WHAT TO DO →
Wherever a line holds the word "text", copy that line from the data.

--- DATA FOR THIS TASK Enclosed Below ---

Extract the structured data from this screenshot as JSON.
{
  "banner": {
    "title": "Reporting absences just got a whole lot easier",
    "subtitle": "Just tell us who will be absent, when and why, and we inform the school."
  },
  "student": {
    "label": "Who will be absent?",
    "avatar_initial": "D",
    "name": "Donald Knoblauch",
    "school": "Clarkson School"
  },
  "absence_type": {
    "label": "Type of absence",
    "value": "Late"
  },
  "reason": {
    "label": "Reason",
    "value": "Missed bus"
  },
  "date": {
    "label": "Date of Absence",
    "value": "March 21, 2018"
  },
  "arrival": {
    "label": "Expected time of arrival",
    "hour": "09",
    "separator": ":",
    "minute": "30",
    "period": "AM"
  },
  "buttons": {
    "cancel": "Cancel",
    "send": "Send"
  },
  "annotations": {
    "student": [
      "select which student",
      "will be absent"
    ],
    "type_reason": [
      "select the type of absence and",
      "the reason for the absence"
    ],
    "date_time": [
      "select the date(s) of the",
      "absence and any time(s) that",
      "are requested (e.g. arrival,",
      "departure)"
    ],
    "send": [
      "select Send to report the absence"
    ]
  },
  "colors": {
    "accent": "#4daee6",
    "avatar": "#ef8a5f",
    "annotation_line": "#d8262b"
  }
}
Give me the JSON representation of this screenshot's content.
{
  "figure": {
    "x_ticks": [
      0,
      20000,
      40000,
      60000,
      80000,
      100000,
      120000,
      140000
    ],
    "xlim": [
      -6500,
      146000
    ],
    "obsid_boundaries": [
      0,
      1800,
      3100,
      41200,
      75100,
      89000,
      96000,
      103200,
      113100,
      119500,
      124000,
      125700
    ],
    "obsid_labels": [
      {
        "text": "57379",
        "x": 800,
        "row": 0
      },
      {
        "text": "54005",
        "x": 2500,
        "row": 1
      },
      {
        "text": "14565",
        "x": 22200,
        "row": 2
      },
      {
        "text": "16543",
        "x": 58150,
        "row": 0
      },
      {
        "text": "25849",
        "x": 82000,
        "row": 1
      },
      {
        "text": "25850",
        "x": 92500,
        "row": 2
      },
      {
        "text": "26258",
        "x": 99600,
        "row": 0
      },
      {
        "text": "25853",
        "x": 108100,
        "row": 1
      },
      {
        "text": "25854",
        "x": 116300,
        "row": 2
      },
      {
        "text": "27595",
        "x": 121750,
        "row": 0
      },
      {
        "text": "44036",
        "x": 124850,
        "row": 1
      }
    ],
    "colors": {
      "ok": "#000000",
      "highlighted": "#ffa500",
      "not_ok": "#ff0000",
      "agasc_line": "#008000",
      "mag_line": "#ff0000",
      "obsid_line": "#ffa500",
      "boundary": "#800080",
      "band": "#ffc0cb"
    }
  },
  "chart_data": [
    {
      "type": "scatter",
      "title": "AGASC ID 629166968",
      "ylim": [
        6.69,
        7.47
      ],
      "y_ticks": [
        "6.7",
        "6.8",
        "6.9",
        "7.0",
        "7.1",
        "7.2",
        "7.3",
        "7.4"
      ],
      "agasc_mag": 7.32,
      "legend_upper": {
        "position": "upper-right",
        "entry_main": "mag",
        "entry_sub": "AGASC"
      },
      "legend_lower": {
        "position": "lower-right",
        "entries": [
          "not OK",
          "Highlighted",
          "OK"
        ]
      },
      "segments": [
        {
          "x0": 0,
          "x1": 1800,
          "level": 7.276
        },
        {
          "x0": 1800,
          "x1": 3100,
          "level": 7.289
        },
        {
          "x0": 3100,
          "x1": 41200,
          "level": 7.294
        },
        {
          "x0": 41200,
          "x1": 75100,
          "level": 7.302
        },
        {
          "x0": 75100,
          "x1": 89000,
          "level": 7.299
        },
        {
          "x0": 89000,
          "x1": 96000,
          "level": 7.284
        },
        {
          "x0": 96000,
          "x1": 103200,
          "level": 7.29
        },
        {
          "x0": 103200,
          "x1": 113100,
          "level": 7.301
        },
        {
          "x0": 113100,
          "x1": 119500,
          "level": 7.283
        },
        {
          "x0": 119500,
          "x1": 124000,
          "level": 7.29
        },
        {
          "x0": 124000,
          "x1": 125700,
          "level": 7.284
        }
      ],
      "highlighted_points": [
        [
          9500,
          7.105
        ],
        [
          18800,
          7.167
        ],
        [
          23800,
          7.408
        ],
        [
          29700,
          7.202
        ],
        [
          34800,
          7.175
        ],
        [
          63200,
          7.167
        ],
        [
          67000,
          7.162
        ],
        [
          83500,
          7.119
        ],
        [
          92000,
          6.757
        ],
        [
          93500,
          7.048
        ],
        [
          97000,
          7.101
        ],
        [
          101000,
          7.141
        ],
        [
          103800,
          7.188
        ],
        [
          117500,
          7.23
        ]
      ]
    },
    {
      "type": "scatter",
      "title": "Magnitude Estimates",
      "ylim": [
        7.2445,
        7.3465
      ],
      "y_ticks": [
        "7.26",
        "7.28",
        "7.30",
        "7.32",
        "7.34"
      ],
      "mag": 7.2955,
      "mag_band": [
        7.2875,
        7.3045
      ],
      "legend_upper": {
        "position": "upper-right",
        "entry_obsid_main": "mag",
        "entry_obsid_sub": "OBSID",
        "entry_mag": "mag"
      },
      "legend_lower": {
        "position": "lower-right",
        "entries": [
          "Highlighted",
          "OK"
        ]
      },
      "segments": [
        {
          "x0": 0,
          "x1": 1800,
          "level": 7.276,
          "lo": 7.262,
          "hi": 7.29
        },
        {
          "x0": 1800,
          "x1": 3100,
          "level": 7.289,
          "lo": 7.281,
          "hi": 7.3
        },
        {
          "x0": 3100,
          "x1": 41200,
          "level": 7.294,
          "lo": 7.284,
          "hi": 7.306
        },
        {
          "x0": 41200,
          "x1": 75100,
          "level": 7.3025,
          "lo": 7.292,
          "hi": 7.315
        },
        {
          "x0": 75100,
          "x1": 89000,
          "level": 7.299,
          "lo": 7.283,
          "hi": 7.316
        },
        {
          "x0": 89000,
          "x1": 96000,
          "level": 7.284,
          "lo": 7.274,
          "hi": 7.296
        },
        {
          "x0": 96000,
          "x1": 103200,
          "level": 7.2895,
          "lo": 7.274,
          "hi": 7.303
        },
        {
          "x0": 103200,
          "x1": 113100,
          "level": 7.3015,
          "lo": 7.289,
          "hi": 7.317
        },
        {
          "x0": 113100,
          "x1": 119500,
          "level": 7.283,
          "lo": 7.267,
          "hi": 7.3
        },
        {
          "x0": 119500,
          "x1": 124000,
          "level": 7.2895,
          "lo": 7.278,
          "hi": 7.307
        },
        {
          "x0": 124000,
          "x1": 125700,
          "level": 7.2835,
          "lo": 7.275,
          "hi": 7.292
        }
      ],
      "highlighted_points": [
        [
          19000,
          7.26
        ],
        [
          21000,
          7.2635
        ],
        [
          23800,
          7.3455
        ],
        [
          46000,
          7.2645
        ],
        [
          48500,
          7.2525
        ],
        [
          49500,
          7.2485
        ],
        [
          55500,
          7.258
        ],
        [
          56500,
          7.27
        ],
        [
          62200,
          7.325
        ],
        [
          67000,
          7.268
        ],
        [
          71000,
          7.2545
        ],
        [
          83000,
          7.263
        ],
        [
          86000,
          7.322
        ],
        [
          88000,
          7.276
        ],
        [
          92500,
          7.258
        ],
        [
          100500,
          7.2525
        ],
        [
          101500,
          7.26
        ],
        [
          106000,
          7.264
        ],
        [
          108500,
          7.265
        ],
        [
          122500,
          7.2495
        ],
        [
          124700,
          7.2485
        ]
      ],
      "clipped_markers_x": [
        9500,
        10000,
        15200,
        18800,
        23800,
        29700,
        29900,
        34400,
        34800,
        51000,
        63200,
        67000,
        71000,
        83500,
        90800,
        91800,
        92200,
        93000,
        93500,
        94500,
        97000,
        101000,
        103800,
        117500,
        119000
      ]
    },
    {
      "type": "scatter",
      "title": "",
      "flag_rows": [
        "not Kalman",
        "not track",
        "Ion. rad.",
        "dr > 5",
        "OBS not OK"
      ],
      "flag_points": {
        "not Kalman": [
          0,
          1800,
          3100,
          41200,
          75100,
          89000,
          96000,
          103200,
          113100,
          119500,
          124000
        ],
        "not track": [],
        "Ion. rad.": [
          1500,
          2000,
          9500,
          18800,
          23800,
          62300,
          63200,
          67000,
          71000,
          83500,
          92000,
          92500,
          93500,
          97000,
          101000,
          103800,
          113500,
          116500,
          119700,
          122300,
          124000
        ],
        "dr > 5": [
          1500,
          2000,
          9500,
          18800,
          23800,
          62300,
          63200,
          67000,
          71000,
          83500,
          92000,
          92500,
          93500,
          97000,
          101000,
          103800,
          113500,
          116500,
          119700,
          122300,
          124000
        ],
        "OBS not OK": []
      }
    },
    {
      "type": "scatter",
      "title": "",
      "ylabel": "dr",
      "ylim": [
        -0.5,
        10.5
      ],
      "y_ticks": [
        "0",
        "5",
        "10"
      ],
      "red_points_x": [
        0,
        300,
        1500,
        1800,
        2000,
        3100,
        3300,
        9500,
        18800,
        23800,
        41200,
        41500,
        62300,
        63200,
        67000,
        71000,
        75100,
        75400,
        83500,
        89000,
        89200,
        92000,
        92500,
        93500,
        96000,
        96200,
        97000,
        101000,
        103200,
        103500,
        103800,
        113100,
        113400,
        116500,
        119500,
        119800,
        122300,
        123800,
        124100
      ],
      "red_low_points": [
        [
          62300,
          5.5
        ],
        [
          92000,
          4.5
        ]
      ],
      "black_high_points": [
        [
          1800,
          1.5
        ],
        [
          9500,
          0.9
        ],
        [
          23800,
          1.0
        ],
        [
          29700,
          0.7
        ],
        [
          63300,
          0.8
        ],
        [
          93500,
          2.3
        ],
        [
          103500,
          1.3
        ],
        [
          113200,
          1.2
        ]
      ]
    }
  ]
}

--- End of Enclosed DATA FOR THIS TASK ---

TASK ANSWER →
        "text": "57379",
        "text": "54005",
        "text": "14565",
        "text": "16543",
        "text": "25849",
        "text": "25850",
        "text": "26258",
        "text": "25853",
        "text": "25854",
        "text": "27595",
        "text": "44036",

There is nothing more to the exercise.